DUTCH painter Piet Mulder was so fascinated by the English landscape, he bought a studio in Marine Parade, Dovercourt.

It was a decision, in 1975, that saw a change in his style of paintings, which included a use of more colour and later experimenting with coloured crayons and photo collages.

Now, 12 years after his death, Piet’s son, Reinjan, has published a bilingual illustrated book on the 20 years he spent as an artist in Dovercourt.

Reinjan said: “The flat was situated high above the sea, on the cliffs, right next to the Cliff Hotel.

“From then on, he crossed the North Sea several times a year from Hook of Holland to Harwich to record the English coastal landscape, the beaches at Wrabness with their stilt houses, Constable Country around Dedham, the rugged tidal landscape out towards Walton, the lightships off the quay at Shotley, the old fish sheds near Felixstowe Ferry and of course, old Harwich."

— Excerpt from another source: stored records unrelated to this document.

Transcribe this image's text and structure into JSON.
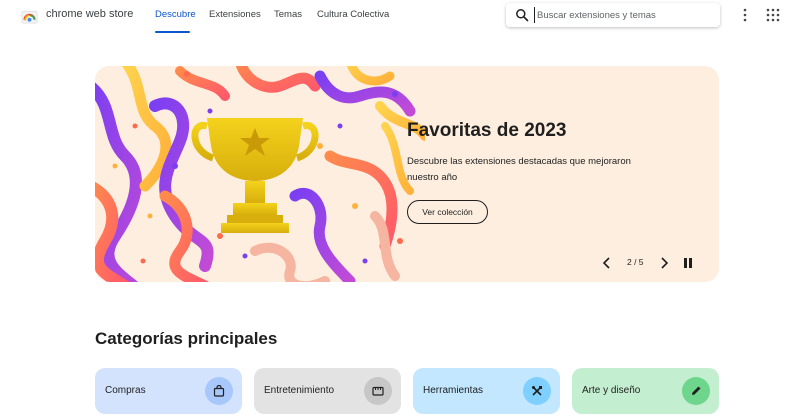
{
  "header": {
    "brand": "chrome web store",
    "nav": [
      "Descubre",
      "Extensiones",
      "Temas",
      "Cultura Colectiva"
    ],
    "active_nav": "Descubre",
    "search_placeholder": "Buscar extensiones y temas"
  },
  "banner": {
    "title": "Favoritas de 2023",
    "description": "Descubre las extensiones destacadas que mejoraron nuestro año",
    "button_label": "Ver colección",
    "pager": "2 / 5"
  },
  "categories": {
    "title": "Categorías principales",
    "items": [
      {
        "label": "Compras",
        "icon": "shopping-bag-icon",
        "bg": "#d3e3fd",
        "icon_bg": "#a8c7fa"
      },
      {
        "label": "Entretenimiento",
        "icon": "ticket-icon",
        "bg": "#e3e3e3",
        "icon_bg": "#c7c7c7"
      },
      {
        "label": "Herramientas",
        "icon": "tools-icon",
        "bg": "#c2e7ff",
        "icon_bg": "#7fcfff"
      },
      {
        "label": "Arte y diseño",
        "icon": "pencil-icon",
        "bg": "#c4eed0",
        "icon_bg": "#6dd58c"
      }
    ]
  },
  "colors": {
    "accent": "#0b57d0",
    "banner_bg": "#fdeedf",
    "trophy": "#e8c21a"
  }
}
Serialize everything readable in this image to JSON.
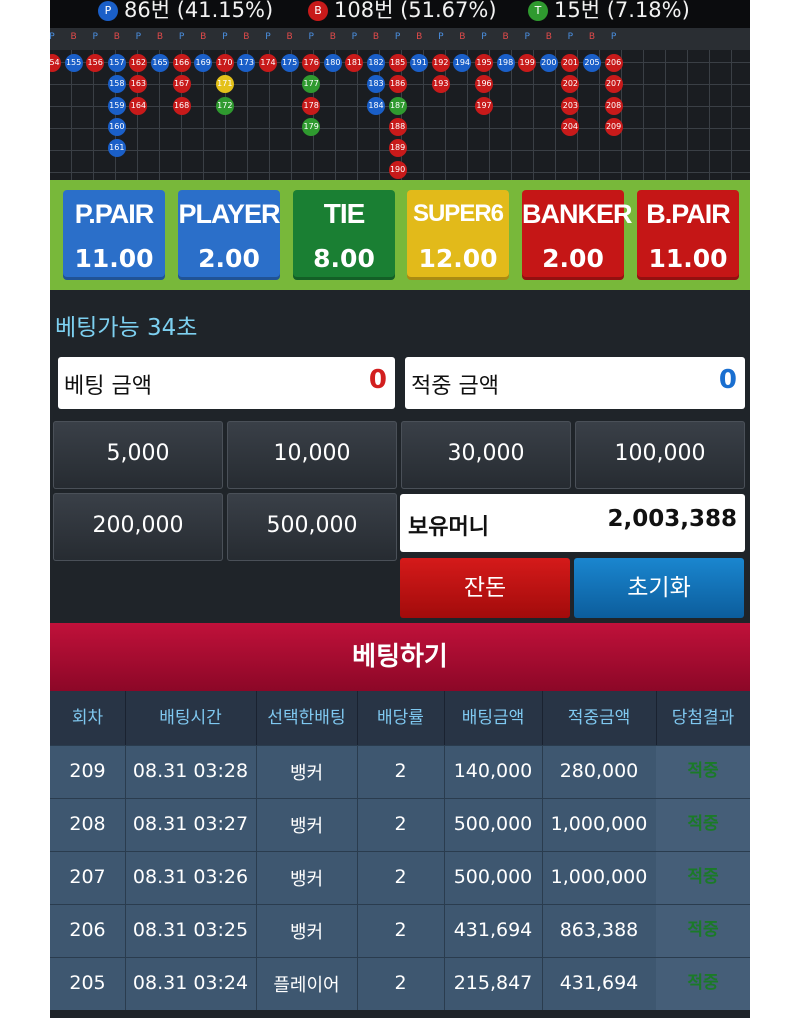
{
  "stats": {
    "player": {
      "icon": "P",
      "text": "86번 (41.15%)",
      "color": "#1a5fc8"
    },
    "banker": {
      "icon": "B",
      "text": "108번 (51.67%)",
      "color": "#c81a1a"
    },
    "tie": {
      "icon": "T",
      "text": "15번 (7.18%)",
      "color": "#2f9a2f"
    }
  },
  "roadmap": {
    "header": [
      "P",
      "B",
      "P",
      "B",
      "P",
      "B",
      "P",
      "B",
      "P",
      "B",
      "P",
      "B",
      "P",
      "B",
      "P",
      "B",
      "P",
      "B",
      "P",
      "B",
      "P",
      "B",
      "P",
      "B",
      "P",
      "B",
      "P"
    ],
    "columns": [
      {
        "type": "B",
        "nums": [
          "154"
        ]
      },
      {
        "type": "P",
        "nums": [
          "155"
        ]
      },
      {
        "type": "B",
        "nums": [
          "156"
        ]
      },
      {
        "type": "P",
        "nums": [
          "157",
          "158",
          "159",
          "160",
          "161"
        ]
      },
      {
        "type": "B",
        "nums": [
          "162",
          "163",
          "164"
        ]
      },
      {
        "type": "P",
        "nums": [
          "165"
        ]
      },
      {
        "type": "B",
        "nums": [
          "166",
          "167",
          "168"
        ]
      },
      {
        "type": "P",
        "nums": [
          "169"
        ]
      },
      {
        "type": "B",
        "nums": [
          "170",
          "171",
          "172"
        ],
        "special": {
          "171": "S",
          "172": "T"
        }
      },
      {
        "type": "P",
        "nums": [
          "173"
        ]
      },
      {
        "type": "B",
        "nums": [
          "174"
        ]
      },
      {
        "type": "P",
        "nums": [
          "175"
        ]
      },
      {
        "type": "B",
        "nums": [
          "176",
          "177",
          "178",
          "179"
        ],
        "special": {
          "177": "T",
          "179": "T"
        }
      },
      {
        "type": "P",
        "nums": [
          "180"
        ]
      },
      {
        "type": "B",
        "nums": [
          "181"
        ]
      },
      {
        "type": "P",
        "nums": [
          "182",
          "183",
          "184"
        ]
      },
      {
        "type": "B",
        "nums": [
          "185",
          "186",
          "187",
          "188",
          "189",
          "190"
        ],
        "special": {
          "187": "T"
        }
      },
      {
        "type": "P",
        "nums": [
          "191"
        ]
      },
      {
        "type": "B",
        "nums": [
          "192",
          "193"
        ]
      },
      {
        "type": "P",
        "nums": [
          "194"
        ]
      },
      {
        "type": "B",
        "nums": [
          "195",
          "196",
          "197"
        ]
      },
      {
        "type": "P",
        "nums": [
          "198"
        ]
      },
      {
        "type": "B",
        "nums": [
          "199"
        ]
      },
      {
        "type": "P",
        "nums": [
          "200"
        ]
      },
      {
        "type": "B",
        "nums": [
          "201",
          "202",
          "203",
          "204"
        ]
      },
      {
        "type": "P",
        "nums": [
          "205"
        ]
      },
      {
        "type": "B",
        "nums": [
          "206",
          "207",
          "208",
          "209"
        ]
      }
    ]
  },
  "odds": [
    {
      "name": "P.PAIR",
      "value": "11.00",
      "color": "#2b6fc9"
    },
    {
      "name": "PLAYER",
      "value": "2.00",
      "color": "#2b6fc9"
    },
    {
      "name": "TIE",
      "value": "8.00",
      "color": "#1a7f33"
    },
    {
      "name": "SUPER6",
      "value": "12.00",
      "color": "#e2ba1a"
    },
    {
      "name": "BANKER",
      "value": "2.00",
      "color": "#c51616"
    },
    {
      "name": "B.PAIR",
      "value": "11.00",
      "color": "#c51616"
    }
  ],
  "bet_time": "베팅가능 34초",
  "bet_amount": {
    "label": "베팅 금액",
    "value": "0",
    "color": "#d21f1f"
  },
  "win_amount": {
    "label": "적중 금액",
    "value": "0",
    "color": "#1a6fd0"
  },
  "chips": [
    "5,000",
    "10,000",
    "30,000",
    "100,000",
    "200,000",
    "500,000"
  ],
  "money": {
    "label": "보유머니",
    "value": "2,003,388"
  },
  "buttons": {
    "remain": "잔돈",
    "reset": "초기화",
    "bet": "베팅하기"
  },
  "table": {
    "headers": [
      "회차",
      "배팅시간",
      "선택한배팅",
      "배당률",
      "배팅금액",
      "적중금액",
      "당첨결과"
    ],
    "rows": [
      [
        "209",
        "08.31 03:28",
        "뱅커",
        "2",
        "140,000",
        "280,000",
        "적중"
      ],
      [
        "208",
        "08.31 03:27",
        "뱅커",
        "2",
        "500,000",
        "1,000,000",
        "적중"
      ],
      [
        "207",
        "08.31 03:26",
        "뱅커",
        "2",
        "500,000",
        "1,000,000",
        "적중"
      ],
      [
        "206",
        "08.31 03:25",
        "뱅커",
        "2",
        "431,694",
        "863,388",
        "적중"
      ],
      [
        "205",
        "08.31 03:24",
        "플레이어",
        "2",
        "215,847",
        "431,694",
        "적중"
      ]
    ]
  }
}
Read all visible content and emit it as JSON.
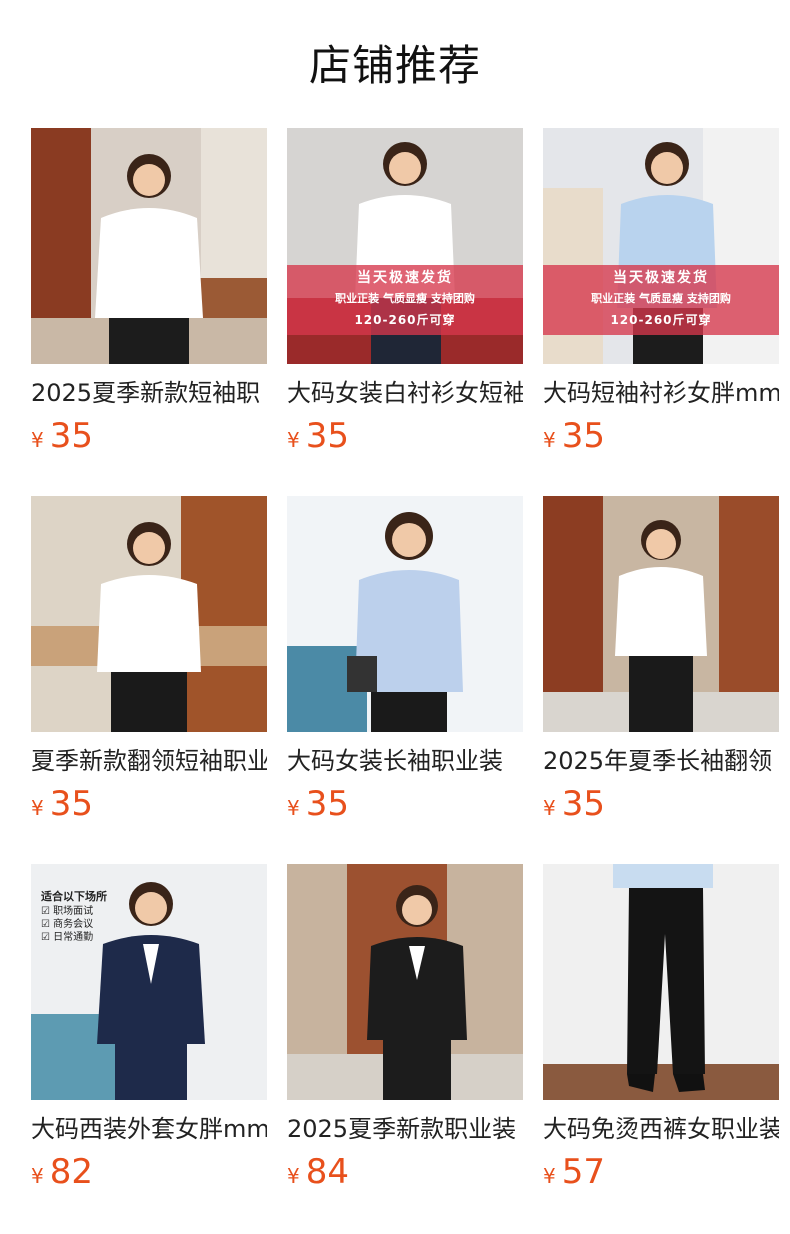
{
  "header": {
    "title": "店铺推荐"
  },
  "products": [
    {
      "name": "2025夏季新款短袖职",
      "currency": "¥",
      "price": "35"
    },
    {
      "name": "大码女装白衬衫女短袖",
      "currency": "¥",
      "price": "35",
      "banner": {
        "line1": "当天极速发货",
        "line2": "职业正装  气质显瘦  支持团购",
        "line3": "120-260斤可穿"
      }
    },
    {
      "name": "大码短袖衬衫女胖mm",
      "currency": "¥",
      "price": "35",
      "banner": {
        "line1": "当天极速发货",
        "line2": "职业正装  气质显瘦  支持团购",
        "line3": "120-260斤可穿"
      }
    },
    {
      "name": "夏季新款翻领短袖职业",
      "currency": "¥",
      "price": "35"
    },
    {
      "name": "大码女装长袖职业装",
      "currency": "¥",
      "price": "35"
    },
    {
      "name": "2025年夏季长袖翻领",
      "currency": "¥",
      "price": "35"
    },
    {
      "name": "大码西装外套女胖mm",
      "currency": "¥",
      "price": "82",
      "overlay": {
        "title": "适合以下场所",
        "items": [
          "☑ 职场面试",
          "☑ 商务会议",
          "☑ 日常通勤"
        ]
      }
    },
    {
      "name": "2025夏季新款职业装",
      "currency": "¥",
      "price": "84"
    },
    {
      "name": "大码免烫西裤女职业装",
      "currency": "¥",
      "price": "57"
    }
  ],
  "colors": {
    "price": "#e8501c",
    "banner": "#d6374b"
  }
}
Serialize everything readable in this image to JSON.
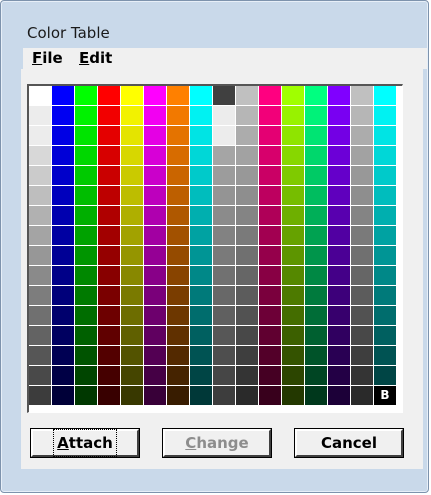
{
  "window": {
    "title": "Color Table"
  },
  "menu": [
    {
      "accel": "F",
      "rest": "ile"
    },
    {
      "accel": "E",
      "rest": "dit"
    }
  ],
  "palette": {
    "columns": 16,
    "rows": 16,
    "badge_label": "B",
    "column_hues": [
      [
        "#ffffff",
        "#0000ff",
        "#00ff00",
        "#ff0000",
        "#ffff00",
        "#ff00ff",
        "#ff8000",
        "#00ffff",
        "#404040",
        "#c0c0c0",
        "#ff0080",
        "#a0ff00",
        "#00ff80",
        "#8000ff",
        "#c0c0c0",
        "#00ffff"
      ]
    ]
  },
  "buttons": {
    "attach": {
      "accel": "A",
      "rest": "ttach"
    },
    "change": {
      "accel": "C",
      "rest": "hange"
    },
    "cancel": {
      "label": "Cancel"
    }
  }
}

The book, called The Sea is a Bore, is available from Harwich Old Books, in Market Street, Harwich and Townsends, in High Street, Manningtree, priced at £10.